MS-DOS Operating System screenshot 9MS-DOS Operating System screenshot 10
MS-DOS 5.0 DOS-Shell with versionMS-DOS 5.0 command line


Date - Version
1981 Aug. - MS-DOS 1.0, formerly QDOS/86-DOS, can use at maximum 128 kbyte RAM, FAT established
1981 Juni - MS-DOS 1.10,
1982 Aug. - MS-DOS 1.25, support for double-density floppy disks
1983 March - MS-DOS 2.0, support for IBM 10 mbyte harddisk, directorys and DD 5.25" floppy disk drives with up to 360 kbyte
1983 Dec. - MS-DOS 2.11, extended character sets
1984 Aug. - MS-DOS 3.0, support for high density floppy disk drives with 1.2 mbyte and harddisk devices with 32 mbyte capacity
1984 - MS-DOS 3.1, first time with network support
1985 - MS-DOS 3.2
1985 - MS-DOS 3.21
1987 April - MS-DOS 3.3, extended for IBM's PS/2 computer, supports now bigger 3.5" harddisk drives and floppy disk drives, multiple partitions, character sets for different languages
1988 Juli - MS-DOS 4.0, XMS support, partitions with up to 2 gbyte, graphical shell, bug fixes
1988 Nov. - MS-DOS 4.01, supports multiple partitions bigger than 32 mbyte, bug fixes
1991 June - MS-DOS 5.0, Major Release
1992 - MS-DOS 5.0a, bug fixes for Undelete and Chkdsk
1993 Aug. - MS-DOS 6.0, Competition to Novell's DR-DOS 6, DoubleSpace, Anti-Virus program, Defrag, Move command, improved MSBACKUP and several boot configurations, memory optimizer MEMMAKER, DOS Shell is delivered separately on floppy disks
1993 Nov. - MS-DOS 6.2, DoubleSpace becomes incompatible to the previous version, Scandisk, improved of DISKCOPY and SmartDrive
1994 March - MS-DOS 6.21, because of law conflict with Stac Electronics DoubleSpace is removed from MS DOS
1994 May - MS-DOS 6.22, Microsoft licences double disk of VertiSoft Systems and designates it in DriveSpace, last official standalone version
1995 Aug. - MS-DOS 7.0, MS-DOS component for Windows 95, LFS support through VFAT, more DOS programs are delivered on the Setup CD-ROM in the "oldmsdos" directory
1996 Aug. - MS-DOS 7.10, MS-DOS component for Windows 95 B and higher, supports the first time FAT 32 harddisks
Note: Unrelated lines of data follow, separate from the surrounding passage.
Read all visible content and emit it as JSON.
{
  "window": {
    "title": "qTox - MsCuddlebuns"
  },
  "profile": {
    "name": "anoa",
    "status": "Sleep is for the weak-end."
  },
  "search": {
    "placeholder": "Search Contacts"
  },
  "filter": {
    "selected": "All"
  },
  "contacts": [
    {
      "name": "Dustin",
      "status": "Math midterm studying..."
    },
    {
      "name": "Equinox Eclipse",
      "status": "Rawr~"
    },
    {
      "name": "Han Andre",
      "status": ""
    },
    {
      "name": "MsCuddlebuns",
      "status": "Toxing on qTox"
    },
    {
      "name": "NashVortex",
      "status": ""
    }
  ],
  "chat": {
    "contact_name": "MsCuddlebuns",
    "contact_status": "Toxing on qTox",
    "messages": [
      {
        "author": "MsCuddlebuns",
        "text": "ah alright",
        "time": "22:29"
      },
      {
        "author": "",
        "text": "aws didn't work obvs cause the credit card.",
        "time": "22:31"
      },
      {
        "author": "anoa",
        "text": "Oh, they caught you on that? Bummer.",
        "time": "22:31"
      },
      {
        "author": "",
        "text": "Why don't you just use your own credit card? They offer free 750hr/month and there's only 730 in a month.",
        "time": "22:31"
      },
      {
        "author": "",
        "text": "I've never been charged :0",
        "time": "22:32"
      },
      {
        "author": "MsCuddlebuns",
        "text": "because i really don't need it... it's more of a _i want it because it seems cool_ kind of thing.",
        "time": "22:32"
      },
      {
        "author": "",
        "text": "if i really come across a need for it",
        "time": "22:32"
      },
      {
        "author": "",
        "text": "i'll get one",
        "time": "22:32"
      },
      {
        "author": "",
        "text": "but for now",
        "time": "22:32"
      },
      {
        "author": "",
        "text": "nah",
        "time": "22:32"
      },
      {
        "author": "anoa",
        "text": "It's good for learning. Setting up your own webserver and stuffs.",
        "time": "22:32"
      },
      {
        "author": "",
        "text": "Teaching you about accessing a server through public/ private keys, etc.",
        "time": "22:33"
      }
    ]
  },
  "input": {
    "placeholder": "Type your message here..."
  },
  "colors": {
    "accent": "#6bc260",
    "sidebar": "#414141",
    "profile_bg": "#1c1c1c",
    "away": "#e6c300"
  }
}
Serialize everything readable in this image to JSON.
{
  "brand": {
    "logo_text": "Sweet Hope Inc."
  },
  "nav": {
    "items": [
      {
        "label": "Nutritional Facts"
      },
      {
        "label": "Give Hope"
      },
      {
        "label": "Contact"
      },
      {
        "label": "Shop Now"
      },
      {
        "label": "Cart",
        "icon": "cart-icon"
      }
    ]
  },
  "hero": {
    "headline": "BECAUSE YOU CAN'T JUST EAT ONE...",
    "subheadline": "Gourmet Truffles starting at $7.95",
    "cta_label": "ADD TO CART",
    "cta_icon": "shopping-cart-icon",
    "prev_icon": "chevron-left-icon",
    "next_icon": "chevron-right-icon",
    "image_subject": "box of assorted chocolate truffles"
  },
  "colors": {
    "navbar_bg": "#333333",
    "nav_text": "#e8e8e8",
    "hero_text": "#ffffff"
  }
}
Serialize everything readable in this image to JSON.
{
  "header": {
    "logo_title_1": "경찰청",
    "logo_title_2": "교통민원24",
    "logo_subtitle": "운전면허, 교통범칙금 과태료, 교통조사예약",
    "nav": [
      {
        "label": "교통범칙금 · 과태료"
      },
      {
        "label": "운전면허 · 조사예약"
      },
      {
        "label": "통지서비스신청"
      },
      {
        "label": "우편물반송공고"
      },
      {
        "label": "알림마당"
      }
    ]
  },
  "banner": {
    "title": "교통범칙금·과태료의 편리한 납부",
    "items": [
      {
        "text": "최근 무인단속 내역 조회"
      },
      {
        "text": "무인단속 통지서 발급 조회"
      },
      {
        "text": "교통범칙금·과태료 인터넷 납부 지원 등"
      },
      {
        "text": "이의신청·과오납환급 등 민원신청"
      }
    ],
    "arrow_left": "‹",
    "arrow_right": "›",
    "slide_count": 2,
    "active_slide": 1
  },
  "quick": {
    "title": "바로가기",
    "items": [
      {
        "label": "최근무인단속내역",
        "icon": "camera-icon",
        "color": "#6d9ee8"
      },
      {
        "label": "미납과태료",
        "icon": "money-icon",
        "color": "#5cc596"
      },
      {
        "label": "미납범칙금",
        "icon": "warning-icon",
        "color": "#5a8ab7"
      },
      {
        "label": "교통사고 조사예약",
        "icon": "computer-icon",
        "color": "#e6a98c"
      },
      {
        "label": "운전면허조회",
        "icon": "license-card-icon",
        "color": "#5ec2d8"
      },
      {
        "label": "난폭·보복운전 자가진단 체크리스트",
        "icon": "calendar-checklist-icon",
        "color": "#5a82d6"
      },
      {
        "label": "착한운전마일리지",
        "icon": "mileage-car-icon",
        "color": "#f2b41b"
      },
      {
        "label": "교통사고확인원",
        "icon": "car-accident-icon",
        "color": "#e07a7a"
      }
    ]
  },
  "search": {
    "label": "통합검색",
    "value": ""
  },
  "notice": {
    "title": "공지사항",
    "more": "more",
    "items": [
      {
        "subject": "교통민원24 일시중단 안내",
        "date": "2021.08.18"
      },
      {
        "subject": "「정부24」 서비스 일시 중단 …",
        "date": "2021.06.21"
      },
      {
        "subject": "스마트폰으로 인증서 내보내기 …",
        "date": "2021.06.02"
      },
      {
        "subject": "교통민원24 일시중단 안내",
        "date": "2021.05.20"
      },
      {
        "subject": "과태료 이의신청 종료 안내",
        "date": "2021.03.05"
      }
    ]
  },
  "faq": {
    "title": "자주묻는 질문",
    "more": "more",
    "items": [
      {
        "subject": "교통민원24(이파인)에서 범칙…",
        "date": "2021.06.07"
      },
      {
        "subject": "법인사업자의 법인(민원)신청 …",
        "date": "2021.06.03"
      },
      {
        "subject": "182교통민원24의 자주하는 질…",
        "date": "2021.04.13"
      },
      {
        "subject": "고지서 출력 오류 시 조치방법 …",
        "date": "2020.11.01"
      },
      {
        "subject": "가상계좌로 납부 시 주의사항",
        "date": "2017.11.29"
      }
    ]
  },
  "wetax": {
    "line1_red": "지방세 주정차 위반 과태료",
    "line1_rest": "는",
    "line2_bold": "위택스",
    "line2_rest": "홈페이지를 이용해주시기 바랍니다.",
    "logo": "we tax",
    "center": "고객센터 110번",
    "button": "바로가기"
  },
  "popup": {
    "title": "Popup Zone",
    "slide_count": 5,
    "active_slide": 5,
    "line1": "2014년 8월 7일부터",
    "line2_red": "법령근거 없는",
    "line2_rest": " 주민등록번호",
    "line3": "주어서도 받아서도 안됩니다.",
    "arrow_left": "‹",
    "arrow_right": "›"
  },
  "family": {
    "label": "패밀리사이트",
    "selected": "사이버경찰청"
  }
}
2000 - MS-DOS 8.0, MS-DOS component for Windows ME, last MS-DOS version
2001 Dec. - MS-DOS Support discontinued